Jessica Valenti's fearless memoir tackles lots of subjects, sexism, harassment, drug abuse, sexual awakening, and just growing up with "issues" like dealing with anxiety.  The stories of being harassed by men beginning at a very young age are slightly shocking.  At age 12, a man on the subway rubbed against her and left his mark all over the back of her jeans.  The men who regularly expose themselves, the high school teacher who gave her a good grade after skipping weeks of class in exchange for a hug, the casual boyfriends who either stalked her or spread extreme rumors about her all fit into a story of how acceptable it is to treat women poorly.  Valenti's daughter is born extremely prematurely after a bad case of preeclampsia.  Following the birth she is unable to eat and loses a lot of weight which brings tons of complements about how good she looks as her hair is falling out due to malnutrition. The most eye opening is the end notes in which she includes comments emailed to her, left on her blog or sent via social media.  Reading these will make you wonder about the state of the world...and not in a good way.

Saturday, August 27, 2016

The Laws of Medicine: Field Notes from and Uncertain Science

The Laws of Medicine: Field Notes from and Uncertain Science by Siddhartha Mukherjee, 70 pages.
Originally a TED talk, Mukherjee, the author of the award-winning Emperor of All Maladies and the recent The Gene, explores what he has learned about medicine and  how the changes in technology and philosophy have not eliminated mistakes and biases, but shifted them. A really great, but brief work from a wonderful writer.

The Loney

The Loney by Andrew Michael Hurley, 295 pages.

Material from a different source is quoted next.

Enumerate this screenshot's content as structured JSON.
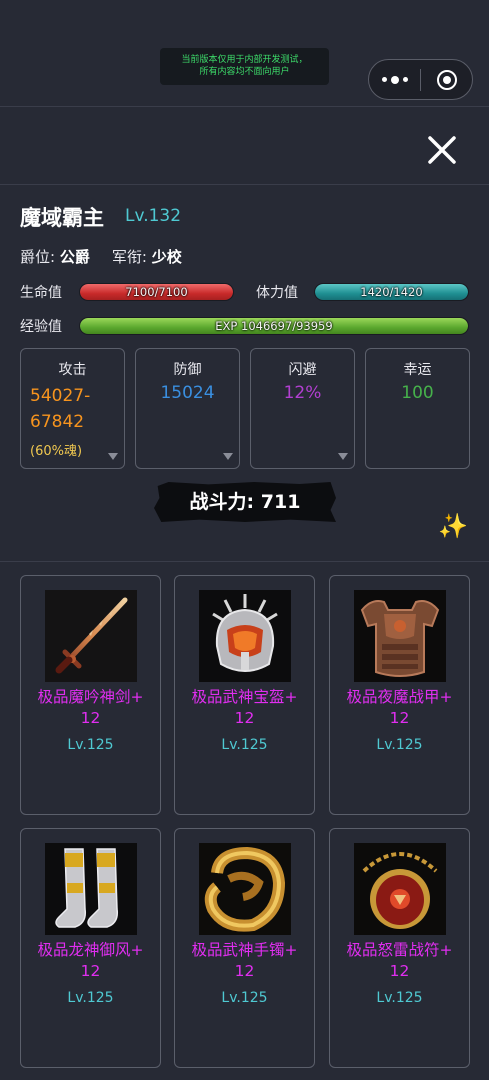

During their family's annual religious outing to a remote coastal area in the northwest of England, Tonto and his somewhat disabled brother Andrew witness a miracle, but not the kind of miracle of which their devoutly Catholic parents would ever approve. It's a decently atmospheric and creepy tale, with plent of scary local characters. Worth a read.